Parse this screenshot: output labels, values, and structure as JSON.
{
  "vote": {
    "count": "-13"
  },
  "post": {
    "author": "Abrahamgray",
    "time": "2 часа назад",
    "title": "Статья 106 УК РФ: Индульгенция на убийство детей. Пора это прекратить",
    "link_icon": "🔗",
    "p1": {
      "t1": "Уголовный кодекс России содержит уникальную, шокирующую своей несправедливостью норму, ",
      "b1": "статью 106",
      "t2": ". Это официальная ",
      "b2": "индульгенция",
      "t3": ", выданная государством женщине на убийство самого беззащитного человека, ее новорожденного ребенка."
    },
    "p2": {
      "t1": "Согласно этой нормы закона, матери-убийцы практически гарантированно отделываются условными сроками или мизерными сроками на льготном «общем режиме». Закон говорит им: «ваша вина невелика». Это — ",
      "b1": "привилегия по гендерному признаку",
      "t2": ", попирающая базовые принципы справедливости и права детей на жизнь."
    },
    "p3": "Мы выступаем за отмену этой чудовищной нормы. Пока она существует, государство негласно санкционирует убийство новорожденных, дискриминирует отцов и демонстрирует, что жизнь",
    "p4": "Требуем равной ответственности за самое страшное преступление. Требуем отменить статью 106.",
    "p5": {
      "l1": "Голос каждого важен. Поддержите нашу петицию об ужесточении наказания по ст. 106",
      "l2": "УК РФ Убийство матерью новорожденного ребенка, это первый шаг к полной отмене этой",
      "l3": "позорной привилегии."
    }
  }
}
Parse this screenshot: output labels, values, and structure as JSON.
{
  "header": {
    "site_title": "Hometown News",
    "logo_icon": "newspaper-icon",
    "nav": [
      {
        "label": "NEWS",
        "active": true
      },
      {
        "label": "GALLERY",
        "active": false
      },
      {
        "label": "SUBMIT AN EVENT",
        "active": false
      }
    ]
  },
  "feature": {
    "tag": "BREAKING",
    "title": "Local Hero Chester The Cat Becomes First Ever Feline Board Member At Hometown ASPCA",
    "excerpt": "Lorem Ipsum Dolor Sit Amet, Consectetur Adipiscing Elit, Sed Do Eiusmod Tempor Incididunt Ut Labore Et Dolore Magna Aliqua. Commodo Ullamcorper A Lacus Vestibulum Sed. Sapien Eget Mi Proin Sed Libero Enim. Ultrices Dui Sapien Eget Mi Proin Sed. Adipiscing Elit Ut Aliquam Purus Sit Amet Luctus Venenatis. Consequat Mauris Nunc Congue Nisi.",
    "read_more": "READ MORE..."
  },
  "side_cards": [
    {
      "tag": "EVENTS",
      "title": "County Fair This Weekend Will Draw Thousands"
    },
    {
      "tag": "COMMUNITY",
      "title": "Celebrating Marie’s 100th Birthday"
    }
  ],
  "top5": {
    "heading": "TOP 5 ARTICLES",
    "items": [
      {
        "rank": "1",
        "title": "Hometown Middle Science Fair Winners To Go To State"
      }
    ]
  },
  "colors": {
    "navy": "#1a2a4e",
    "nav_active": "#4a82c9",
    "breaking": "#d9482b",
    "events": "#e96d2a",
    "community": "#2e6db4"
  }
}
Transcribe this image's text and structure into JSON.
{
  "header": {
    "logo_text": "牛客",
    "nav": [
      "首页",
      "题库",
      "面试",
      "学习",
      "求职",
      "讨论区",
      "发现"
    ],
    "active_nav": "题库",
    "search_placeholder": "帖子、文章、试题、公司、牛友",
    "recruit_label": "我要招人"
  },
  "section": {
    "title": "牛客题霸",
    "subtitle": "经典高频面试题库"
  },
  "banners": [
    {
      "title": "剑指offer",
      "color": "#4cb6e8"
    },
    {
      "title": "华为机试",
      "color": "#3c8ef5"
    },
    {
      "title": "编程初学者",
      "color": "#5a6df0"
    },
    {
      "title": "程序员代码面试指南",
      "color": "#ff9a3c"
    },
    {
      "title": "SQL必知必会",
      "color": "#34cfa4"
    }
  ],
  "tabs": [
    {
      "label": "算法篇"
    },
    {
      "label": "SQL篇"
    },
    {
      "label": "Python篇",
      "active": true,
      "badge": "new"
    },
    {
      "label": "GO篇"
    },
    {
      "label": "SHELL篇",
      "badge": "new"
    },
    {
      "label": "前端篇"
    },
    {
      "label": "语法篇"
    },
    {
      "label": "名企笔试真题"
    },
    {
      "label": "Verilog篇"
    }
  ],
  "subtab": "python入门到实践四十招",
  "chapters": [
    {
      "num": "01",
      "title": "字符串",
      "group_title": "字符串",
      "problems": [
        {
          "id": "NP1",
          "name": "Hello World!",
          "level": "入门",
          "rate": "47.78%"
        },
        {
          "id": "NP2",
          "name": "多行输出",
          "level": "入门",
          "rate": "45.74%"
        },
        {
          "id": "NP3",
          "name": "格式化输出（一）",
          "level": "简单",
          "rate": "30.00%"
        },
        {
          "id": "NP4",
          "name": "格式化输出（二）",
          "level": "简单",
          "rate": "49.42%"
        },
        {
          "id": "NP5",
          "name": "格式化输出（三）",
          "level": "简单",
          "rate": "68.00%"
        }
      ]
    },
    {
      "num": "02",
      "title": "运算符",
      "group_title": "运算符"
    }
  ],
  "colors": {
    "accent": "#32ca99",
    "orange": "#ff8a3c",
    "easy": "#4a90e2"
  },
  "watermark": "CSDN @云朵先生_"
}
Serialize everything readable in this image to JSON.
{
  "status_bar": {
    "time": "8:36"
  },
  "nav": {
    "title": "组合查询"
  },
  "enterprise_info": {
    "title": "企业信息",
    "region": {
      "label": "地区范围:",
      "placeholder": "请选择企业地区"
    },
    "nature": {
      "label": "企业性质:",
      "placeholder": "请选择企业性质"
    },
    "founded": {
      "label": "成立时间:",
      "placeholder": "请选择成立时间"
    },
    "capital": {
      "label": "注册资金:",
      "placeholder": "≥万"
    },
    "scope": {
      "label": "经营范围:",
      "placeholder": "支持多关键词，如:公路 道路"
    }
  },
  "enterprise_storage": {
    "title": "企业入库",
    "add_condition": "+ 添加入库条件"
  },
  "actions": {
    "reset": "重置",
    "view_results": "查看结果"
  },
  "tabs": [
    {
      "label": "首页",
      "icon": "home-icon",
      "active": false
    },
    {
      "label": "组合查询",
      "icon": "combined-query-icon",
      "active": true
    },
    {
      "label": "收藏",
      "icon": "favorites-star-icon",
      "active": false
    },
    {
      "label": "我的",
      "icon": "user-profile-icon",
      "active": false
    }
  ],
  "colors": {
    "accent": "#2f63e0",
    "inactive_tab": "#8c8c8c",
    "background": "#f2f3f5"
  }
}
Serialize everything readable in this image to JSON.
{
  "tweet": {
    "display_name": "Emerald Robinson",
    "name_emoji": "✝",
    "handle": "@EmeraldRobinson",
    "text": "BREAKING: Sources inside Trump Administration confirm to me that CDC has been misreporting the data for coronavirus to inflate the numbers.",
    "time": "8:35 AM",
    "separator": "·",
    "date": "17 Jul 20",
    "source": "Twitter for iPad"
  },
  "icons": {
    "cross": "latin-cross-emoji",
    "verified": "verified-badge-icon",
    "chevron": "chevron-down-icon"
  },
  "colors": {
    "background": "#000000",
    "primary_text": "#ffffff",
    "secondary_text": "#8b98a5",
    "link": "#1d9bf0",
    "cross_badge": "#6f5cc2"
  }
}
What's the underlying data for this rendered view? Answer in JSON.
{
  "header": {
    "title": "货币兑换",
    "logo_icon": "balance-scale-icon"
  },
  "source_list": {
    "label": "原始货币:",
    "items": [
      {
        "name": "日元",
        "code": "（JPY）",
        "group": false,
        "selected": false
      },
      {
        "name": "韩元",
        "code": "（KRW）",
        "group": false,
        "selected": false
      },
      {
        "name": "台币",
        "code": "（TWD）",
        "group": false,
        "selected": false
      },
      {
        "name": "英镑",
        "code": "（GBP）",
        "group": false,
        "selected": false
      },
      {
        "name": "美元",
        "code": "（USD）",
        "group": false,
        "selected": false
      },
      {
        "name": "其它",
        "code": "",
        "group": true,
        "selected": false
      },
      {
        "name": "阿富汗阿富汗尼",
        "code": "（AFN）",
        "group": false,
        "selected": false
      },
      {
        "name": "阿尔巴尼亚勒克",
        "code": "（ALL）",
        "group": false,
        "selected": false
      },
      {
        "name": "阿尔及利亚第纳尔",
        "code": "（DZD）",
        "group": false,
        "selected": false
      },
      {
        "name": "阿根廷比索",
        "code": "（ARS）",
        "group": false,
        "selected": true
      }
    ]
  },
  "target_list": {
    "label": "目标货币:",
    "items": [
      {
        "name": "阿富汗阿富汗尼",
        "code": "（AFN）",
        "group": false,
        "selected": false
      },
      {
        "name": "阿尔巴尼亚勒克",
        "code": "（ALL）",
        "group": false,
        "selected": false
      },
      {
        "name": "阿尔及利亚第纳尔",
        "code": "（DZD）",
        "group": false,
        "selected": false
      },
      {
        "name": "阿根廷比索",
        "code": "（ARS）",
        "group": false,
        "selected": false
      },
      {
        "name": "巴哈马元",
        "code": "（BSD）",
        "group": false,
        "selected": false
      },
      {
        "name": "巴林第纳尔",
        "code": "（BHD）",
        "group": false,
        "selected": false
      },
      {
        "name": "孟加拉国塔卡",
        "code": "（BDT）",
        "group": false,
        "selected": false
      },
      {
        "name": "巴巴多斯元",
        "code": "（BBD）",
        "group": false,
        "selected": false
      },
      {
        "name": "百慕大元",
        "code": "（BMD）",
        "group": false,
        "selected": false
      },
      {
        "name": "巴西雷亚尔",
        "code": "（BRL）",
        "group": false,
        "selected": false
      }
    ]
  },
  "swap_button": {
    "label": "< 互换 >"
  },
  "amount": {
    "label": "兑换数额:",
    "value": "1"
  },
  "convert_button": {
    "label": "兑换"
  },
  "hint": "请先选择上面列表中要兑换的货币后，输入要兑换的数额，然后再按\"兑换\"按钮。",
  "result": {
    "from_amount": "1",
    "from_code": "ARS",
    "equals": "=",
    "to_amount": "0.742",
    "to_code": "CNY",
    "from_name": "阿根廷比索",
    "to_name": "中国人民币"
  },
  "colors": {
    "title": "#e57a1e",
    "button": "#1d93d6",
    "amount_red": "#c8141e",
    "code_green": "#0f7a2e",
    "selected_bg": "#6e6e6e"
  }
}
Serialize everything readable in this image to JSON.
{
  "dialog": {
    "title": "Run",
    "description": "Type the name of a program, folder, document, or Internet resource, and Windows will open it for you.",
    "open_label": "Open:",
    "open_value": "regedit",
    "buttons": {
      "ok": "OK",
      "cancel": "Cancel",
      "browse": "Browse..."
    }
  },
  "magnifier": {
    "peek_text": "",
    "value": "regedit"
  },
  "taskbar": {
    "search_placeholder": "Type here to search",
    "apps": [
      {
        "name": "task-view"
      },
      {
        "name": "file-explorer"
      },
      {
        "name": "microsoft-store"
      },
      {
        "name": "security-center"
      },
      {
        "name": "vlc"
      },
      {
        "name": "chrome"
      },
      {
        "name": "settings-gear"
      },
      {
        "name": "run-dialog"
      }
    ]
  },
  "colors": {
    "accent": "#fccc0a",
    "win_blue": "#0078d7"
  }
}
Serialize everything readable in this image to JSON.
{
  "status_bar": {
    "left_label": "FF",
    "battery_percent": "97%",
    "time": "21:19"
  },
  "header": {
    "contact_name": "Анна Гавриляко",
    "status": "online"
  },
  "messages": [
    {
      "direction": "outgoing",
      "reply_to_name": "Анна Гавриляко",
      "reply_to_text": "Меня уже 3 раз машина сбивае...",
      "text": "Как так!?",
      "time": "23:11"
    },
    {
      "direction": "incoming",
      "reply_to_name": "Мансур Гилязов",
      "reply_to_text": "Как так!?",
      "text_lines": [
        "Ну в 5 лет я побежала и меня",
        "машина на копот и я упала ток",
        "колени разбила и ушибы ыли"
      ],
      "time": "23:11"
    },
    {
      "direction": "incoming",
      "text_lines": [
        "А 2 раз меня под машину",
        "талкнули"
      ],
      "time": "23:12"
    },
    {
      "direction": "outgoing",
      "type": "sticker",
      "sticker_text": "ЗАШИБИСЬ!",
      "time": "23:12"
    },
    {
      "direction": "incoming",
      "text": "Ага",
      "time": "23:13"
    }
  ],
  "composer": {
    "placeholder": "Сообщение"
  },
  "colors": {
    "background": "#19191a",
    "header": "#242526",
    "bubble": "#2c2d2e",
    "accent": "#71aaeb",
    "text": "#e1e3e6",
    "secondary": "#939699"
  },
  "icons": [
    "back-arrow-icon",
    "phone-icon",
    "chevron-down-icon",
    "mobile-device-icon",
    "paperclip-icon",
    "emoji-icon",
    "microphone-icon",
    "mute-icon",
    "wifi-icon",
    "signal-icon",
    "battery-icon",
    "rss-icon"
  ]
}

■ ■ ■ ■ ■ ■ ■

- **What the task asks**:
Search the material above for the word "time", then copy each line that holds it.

- **Answer to this exercise**:
    "time": "2 часа назад",
    "time": "8:36"
    "time": "8:35 AM",
    "time": "21:19"
      "time": "23:11"
      "time": "23:11"
      "time": "23:12"
      "time": "23:12"
      "time": "23:13"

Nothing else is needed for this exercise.